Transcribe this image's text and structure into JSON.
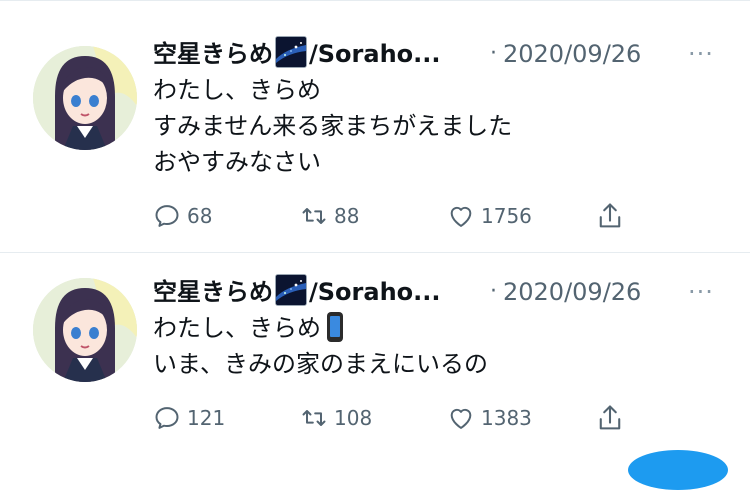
{
  "tweets": [
    {
      "name": "空星きらめ",
      "handle": "/Soraho...",
      "separator": "·",
      "date": "2020/09/26",
      "more": "···",
      "lines": [
        "わたし、きらめ",
        "すみません来る家まちがえました",
        "おやすみなさい"
      ],
      "replies": "68",
      "retweets": "88",
      "likes": "1756"
    },
    {
      "name": "空星きらめ",
      "handle": "/Soraho...",
      "separator": "·",
      "date": "2020/09/26",
      "more": "···",
      "lines": [
        "わたし、きらめ",
        "いま、きみの家のまえにいるの"
      ],
      "replies": "121",
      "retweets": "108",
      "likes": "1383"
    }
  ],
  "icons": {
    "reply": "speech-bubble",
    "retweet": "retweet-arrows",
    "like": "heart-outline",
    "share": "share-upload",
    "badge": "starry-sky-image",
    "emoji": "mobile-phone-emoji"
  },
  "colors": {
    "text": "#0f1419",
    "secondary": "#536471",
    "divider": "#e6ecf0",
    "accent": "#1d9bf0"
  }
}
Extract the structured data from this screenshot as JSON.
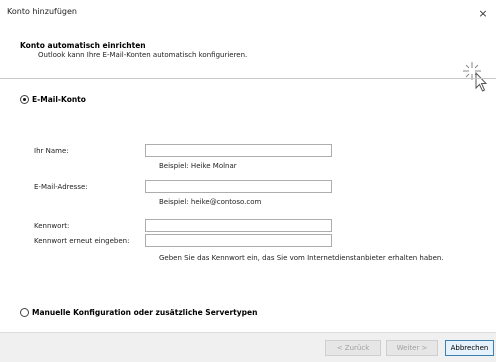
{
  "window": {
    "title": "Konto hinzufügen",
    "close_glyph": "×"
  },
  "header": {
    "title": "Konto automatisch einrichten",
    "subtitle": "Outlook kann Ihre E-Mail-Konten automatisch konfigurieren.",
    "icon": "cursor-sparkle-icon"
  },
  "options": {
    "email_account": {
      "label": "E-Mail-Konto",
      "selected": true
    },
    "manual_config": {
      "label": "Manuelle Konfiguration oder zusätzliche Servertypen",
      "selected": false
    }
  },
  "form": {
    "name": {
      "label": "Ihr Name:",
      "value": "",
      "hint": "Beispiel: Heike Molnar"
    },
    "email": {
      "label": "E-Mail-Adresse:",
      "value": "",
      "hint": "Beispiel: heike@contoso.com"
    },
    "password": {
      "label": "Kennwort:",
      "value": ""
    },
    "password_confirm": {
      "label": "Kennwort erneut eingeben:",
      "value": "",
      "hint": "Geben Sie das Kennwort ein, das Sie vom Internetdienstanbieter erhalten haben."
    }
  },
  "buttons": {
    "back": {
      "label": "< Zurück",
      "enabled": false
    },
    "next": {
      "label": "Weiter >",
      "enabled": false
    },
    "cancel": {
      "label": "Abbrechen",
      "enabled": true
    }
  },
  "colors": {
    "accent": "#3c7fb1",
    "footer_bg": "#f0f0f0",
    "disabled_text": "#a0a0a0"
  }
}
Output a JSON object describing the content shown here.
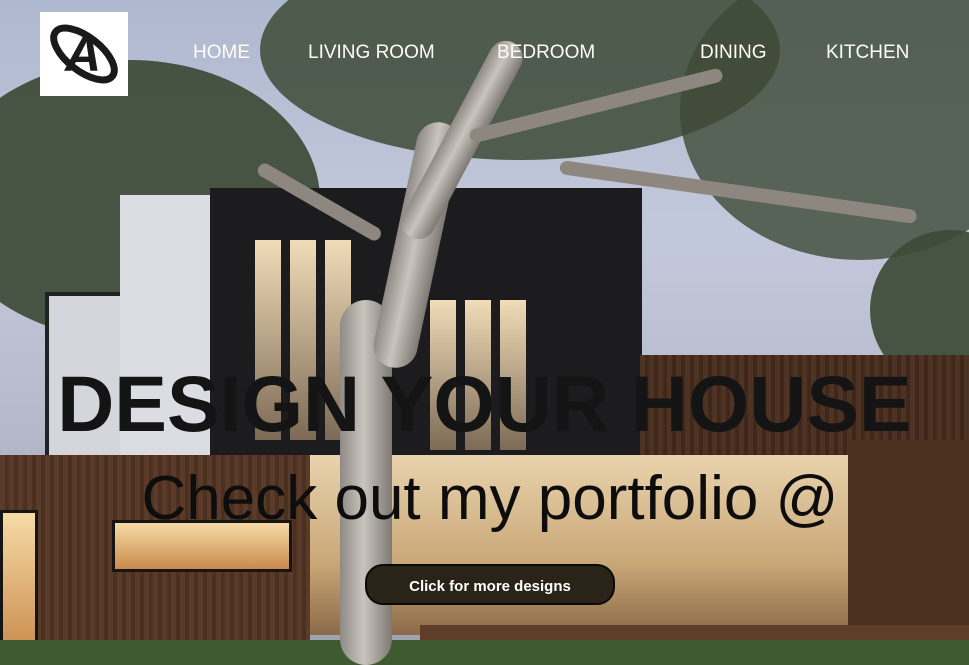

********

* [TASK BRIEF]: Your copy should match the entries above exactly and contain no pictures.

* [EXERCISE ANSWER]:
Transcribe this image's text and structure into JSON.
{
  "tweets": [
    {
      "name": "空星きらめ",
      "handle": "/Soraho...",
      "separator": "·",
      "date": "2020/09/26",
      "more": "···",
      "lines": [
        "わたし、きらめ",
        "すみません来る家まちがえました",
        "おやすみなさい"
      ],
      "replies": "68",
      "retweets": "88",
      "likes": "1756"
    },
    {
      "name": "空星きらめ",
      "handle": "/Soraho...",
      "separator": "·",
      "date": "2020/09/26",
      "more": "···",
      "lines": [
        "わたし、きらめ",
        "いま、きみの家のまえにいるの"
      ],
      "replies": "121",
      "retweets": "108",
      "likes": "1383"
    }
  ],
  "icons": {
    "reply": "speech-bubble",
    "retweet": "retweet-arrows",
    "like": "heart-outline",
    "share": "share-upload",
    "badge": "starry-sky-image",
    "emoji": "mobile-phone-emoji"
  },
  "colors": {
    "text": "#0f1419",
    "secondary": "#536471",
    "divider": "#e6ecf0",
    "accent": "#1d9bf0"
  }
}
Extract the structured data from this screenshot as JSON.
{
  "window": {
    "title": "Konto hinzufügen",
    "close_glyph": "×"
  },
  "header": {
    "title": "Konto automatisch einrichten",
    "subtitle": "Outlook kann Ihre E-Mail-Konten automatisch konfigurieren.",
    "icon": "cursor-sparkle-icon"
  },
  "options": {
    "email_account": {
      "label": "E-Mail-Konto",
      "selected": true
    },
    "manual_config": {
      "label": "Manuelle Konfiguration oder zusätzliche Servertypen",
      "selected": false
    }
  },
  "form": {
    "name": {
      "label": "Ihr Name:",
      "value": "",
      "hint": "Beispiel: Heike Molnar"
    },
    "email": {
      "label": "E-Mail-Adresse:",
      "value": "",
      "hint": "Beispiel: heike@contoso.com"
    },
    "password": {
      "label": "Kennwort:",
      "value": ""
    },
    "password_confirm": {
      "label": "Kennwort erneut eingeben:",
      "value": "",
      "hint": "Geben Sie das Kennwort ein, das Sie vom Internetdienstanbieter erhalten haben."
    }
  },
  "buttons": {
    "back": {
      "label": "< Zurück",
      "enabled": false
    },
    "next": {
      "label": "Weiter >",
      "enabled": false
    },
    "cancel": {
      "label": "Abbrechen",
      "enabled": true
    }
  },
  "colors": {
    "accent": "#3c7fb1",
    "footer_bg": "#f0f0f0",
    "disabled_text": "#a0a0a0"
  }
}
Output a JSON object describing the content shown here.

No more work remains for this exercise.